Bipartisan Group of Senators Work On Election Reform..But Not the Way You're Thinking

  • Oops!
    Something went wrong.
    Please try again later.
  • Oops!
    Something went wrong.
    Please try again later.
·3 min read
In this article:
  • Oops!
    Something went wrong.
    Please try again later.
  • Oops!
    Something went wrong.
    Please try again later.
U.S. Sen. Kyrsten Sinema (D-AZ), U.S. Sen. Susan Collins (R-ME), U.S. Sen. Joe Manchin (D-WV), and U.S. Sen. Mark Warner (D-VA) board an elevator on their way to cast a vote in the Senate following a bipartisan meeting on infrastructure in the basement of the U.S. Capitol building after initial talks fell through with the White House on June 8, 2021, in Washington, DC. Senate Majority Leader Chuck Schumer (D-NY) said they are now pursuing a two-path proposal that includes a new set of negotiations with a bipartisan group of senators.
U.S. Sen. Kyrsten Sinema (D-AZ), U.S. Sen. Susan Collins (R-ME), U.S. Sen. Joe Manchin (D-WV), and U.S. Sen. Mark Warner (D-VA) board an elevator on their way to cast a vote in the Senate following a bipartisan meeting on infrastructure in the basement of the U.S. Capitol building after initial talks fell through with the White House on June 8, 2021, in Washington, DC. Senate Majority Leader Chuck Schumer (D-NY) said they are now pursuing a two-path proposal that includes a new set of negotiations with a bipartisan group of senators.

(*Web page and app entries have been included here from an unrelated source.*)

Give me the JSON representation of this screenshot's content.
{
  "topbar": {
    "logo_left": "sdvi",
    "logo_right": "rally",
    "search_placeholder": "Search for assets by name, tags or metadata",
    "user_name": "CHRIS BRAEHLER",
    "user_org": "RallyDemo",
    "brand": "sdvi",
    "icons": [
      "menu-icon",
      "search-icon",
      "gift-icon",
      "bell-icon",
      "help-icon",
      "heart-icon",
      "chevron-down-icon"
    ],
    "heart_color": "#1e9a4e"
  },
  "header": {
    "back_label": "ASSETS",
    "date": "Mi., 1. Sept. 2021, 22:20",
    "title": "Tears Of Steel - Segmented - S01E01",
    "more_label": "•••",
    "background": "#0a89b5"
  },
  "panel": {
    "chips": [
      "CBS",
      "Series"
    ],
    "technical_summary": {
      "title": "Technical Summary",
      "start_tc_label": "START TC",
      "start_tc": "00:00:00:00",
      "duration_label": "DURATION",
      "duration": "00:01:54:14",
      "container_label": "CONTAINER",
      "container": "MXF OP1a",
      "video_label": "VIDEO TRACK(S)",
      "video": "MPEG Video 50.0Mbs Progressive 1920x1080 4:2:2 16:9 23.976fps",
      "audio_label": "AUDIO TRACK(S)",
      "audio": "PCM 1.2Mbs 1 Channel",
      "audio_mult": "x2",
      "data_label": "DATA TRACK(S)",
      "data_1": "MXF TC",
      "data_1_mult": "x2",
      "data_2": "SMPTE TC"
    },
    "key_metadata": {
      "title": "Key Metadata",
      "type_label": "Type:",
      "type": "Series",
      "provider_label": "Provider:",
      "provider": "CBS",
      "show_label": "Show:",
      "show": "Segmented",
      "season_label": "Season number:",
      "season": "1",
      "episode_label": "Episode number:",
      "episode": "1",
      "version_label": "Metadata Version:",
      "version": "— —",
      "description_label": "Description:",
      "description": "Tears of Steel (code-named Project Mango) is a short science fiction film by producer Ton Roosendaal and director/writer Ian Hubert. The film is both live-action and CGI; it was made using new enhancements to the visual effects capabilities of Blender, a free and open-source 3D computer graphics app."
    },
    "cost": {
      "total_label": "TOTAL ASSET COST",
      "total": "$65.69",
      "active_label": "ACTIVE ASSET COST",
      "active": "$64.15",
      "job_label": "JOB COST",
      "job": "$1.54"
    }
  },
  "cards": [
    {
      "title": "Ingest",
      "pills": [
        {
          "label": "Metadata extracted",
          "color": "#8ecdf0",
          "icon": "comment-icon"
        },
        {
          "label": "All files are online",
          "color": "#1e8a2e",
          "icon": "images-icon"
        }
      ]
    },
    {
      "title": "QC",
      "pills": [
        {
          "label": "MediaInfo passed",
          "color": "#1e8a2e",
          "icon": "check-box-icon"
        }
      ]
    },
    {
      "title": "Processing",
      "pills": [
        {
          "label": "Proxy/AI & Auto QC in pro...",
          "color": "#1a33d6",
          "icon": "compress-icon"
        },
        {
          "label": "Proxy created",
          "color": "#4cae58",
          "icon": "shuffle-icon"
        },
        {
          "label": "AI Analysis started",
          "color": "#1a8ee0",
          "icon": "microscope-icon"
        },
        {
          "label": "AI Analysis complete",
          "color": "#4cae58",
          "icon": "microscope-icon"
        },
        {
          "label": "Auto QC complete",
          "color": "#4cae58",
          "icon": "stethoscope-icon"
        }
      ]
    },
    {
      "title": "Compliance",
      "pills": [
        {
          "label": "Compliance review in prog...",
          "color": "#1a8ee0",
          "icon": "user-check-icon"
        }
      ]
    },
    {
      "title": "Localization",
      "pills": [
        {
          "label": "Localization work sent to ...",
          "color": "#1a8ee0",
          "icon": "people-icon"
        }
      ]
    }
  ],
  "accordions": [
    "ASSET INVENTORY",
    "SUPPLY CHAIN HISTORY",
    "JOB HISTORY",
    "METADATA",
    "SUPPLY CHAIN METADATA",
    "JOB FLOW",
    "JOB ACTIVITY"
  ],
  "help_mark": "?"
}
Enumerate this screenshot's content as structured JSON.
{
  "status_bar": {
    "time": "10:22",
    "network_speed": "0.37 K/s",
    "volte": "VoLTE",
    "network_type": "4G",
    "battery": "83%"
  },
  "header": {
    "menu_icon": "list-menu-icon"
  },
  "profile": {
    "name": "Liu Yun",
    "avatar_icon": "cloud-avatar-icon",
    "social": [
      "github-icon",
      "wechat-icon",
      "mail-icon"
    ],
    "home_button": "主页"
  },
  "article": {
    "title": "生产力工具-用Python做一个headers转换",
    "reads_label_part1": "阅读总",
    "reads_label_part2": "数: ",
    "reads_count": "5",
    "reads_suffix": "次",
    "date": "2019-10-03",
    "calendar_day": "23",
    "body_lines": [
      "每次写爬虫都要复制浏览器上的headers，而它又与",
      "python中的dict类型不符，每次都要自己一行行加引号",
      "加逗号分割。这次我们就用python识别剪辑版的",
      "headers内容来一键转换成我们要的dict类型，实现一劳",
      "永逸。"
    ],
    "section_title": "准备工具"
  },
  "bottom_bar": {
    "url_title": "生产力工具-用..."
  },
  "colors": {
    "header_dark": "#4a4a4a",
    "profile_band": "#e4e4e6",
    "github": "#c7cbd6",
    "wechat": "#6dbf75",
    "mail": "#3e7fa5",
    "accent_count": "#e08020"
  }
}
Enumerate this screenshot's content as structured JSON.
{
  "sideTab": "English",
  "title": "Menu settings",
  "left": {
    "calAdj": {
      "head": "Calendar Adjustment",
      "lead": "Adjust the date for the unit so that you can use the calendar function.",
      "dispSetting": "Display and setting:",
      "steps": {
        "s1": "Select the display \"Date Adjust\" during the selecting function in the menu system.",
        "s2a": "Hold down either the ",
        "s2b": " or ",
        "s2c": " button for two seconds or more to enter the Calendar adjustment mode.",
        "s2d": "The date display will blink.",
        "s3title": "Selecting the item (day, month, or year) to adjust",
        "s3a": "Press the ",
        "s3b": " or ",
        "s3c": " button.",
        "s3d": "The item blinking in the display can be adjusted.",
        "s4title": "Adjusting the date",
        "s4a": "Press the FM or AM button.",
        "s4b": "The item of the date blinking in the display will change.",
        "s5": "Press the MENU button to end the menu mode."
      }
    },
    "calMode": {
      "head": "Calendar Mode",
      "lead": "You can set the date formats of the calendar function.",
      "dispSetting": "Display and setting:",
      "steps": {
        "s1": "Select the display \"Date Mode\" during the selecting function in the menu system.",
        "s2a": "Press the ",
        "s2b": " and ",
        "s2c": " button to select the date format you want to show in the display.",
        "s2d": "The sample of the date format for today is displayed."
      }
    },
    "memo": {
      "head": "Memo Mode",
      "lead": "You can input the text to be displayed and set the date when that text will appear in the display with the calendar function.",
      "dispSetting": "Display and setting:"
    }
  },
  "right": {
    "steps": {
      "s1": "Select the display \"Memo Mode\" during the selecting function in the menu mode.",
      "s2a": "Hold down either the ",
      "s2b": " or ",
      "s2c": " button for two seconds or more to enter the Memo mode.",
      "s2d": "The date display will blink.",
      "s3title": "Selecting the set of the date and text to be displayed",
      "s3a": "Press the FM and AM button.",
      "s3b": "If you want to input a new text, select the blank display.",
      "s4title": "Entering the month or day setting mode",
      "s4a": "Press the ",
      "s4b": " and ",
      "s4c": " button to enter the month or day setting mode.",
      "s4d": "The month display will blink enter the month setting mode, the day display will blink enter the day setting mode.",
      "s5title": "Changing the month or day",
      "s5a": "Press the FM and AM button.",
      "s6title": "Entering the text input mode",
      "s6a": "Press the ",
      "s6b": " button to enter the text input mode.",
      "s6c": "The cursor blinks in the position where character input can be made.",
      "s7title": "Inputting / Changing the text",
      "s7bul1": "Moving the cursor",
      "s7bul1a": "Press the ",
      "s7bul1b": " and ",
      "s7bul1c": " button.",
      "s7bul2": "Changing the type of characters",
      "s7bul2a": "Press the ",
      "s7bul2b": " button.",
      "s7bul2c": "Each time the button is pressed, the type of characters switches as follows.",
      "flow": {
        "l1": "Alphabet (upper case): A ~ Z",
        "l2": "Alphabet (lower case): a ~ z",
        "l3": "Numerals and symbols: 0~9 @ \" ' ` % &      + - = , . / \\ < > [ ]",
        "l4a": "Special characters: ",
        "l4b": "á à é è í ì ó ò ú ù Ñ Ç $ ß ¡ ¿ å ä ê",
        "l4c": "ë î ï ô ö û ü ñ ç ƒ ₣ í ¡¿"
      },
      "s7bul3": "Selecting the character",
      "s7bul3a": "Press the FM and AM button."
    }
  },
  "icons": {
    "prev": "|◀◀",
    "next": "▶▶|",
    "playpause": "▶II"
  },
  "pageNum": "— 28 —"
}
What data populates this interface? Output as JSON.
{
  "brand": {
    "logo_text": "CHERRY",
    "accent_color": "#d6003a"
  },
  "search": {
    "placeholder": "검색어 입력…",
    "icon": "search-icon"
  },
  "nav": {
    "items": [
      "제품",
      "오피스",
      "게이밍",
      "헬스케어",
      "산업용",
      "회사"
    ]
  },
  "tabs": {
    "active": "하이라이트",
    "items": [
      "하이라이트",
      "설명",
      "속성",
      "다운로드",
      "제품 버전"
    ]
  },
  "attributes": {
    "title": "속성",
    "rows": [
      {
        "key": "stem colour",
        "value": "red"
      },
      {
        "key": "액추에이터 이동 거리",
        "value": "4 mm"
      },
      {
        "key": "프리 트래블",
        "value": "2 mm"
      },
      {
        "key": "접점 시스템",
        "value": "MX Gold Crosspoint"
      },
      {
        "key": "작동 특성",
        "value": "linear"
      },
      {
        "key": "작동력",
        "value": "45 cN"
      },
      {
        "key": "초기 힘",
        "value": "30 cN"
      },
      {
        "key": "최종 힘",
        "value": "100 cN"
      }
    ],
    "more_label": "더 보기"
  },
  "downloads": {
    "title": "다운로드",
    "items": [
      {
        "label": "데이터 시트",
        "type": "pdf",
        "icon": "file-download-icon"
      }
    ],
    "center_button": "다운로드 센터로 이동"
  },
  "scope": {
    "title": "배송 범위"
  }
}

We knew it was a long shot, but an attempt to carve out a filibuster exception to pass the combination of The Freedom to Vote and John R. Lewis Voting Rights Acts failed in the Senate. With the primaries and midterm elections happening in a few months, things such as making Election Day a holiday and re-instating parts of 1965's Voting Rights Act the Supreme Court struck down doesn’t look good.

So, we are back to square one, and Congress is now looking at another way to sure up elections–although they are modest and may not do much to put a dent into anti-voting rights measures across the country. According to Business Insider, Senators are discussing a range of actions to modernize the Electoral Count Act of 1887–Sen. Amy Klobuchar and Angus King are working on one version; a group including Sen. Mitt Romney, Susan Collins, Krysten Sinema, and Joe Manchin (a shocker!) are discussing other options via Zoom.

Read more

So, what’s the ECA? Business Insider explains further:

The ECA came out of the contested presidential election of 1876 between Democrat Samuel Tilden and Republican Rutherford B. Hayes, which dissolved into a full-on crisis when several states sent multiple slates of presidential electors to Congress. A 15-member commission was tasked with deciding the true winner of the election, and the impasse only ended by Democrats agreeing to accept Hayes as president in exchange for him ending reconstruction in the South. This was a period when the US was addressing slavery and fallout from the Civil War, and Hayes’ move led to the Jim Crow era of racial segregation and oppression.

Updating this law is vital because former President Donald Trump pushed former Vice President Mike Pence not to certify the election results of 2020 and wanted alternate electors to move things in his favor. The ECA leaves the door open for something like this to happen. Sen. Mitt Romney spoke about negotiations starting with NBC News:

“Some items relate to making sure that election officials are not harassed. Others relate to how elections are certified. Others relate to what the role of the vice president is in the electoral counting process and how you would deal with an objection to a slate of electors,” he said. “There are long lists from each of us, and we are just now beginning to talk about which of these we’ll find sufficient support to include in a bill.”

Items such as more funding for elections and federal protections against harassment and intimidation of election workers are being discussed. Then again, it’s the Senate, and these measures would need 60 votes to pass. I didn’t think we would see the day, but we have finally found Sens. Manchin and Sinema’s starting point.

Senate Majority Leader Chuck Schumer, D-N.Y., said it “makes no sense” to ditch the voting bills for a change to the Electoral Count Act, saying the more modest changes wouldn’t take away Republicans’ ability to “rig the game.” I agree with him. While we need to do a better job to help election workers, we can include that in the bigger voting rights bill.

Our goal is to create a safe and engaging place for users to connect over interests and passions. In order to improve our community experience, we are temporarily suspending article commenting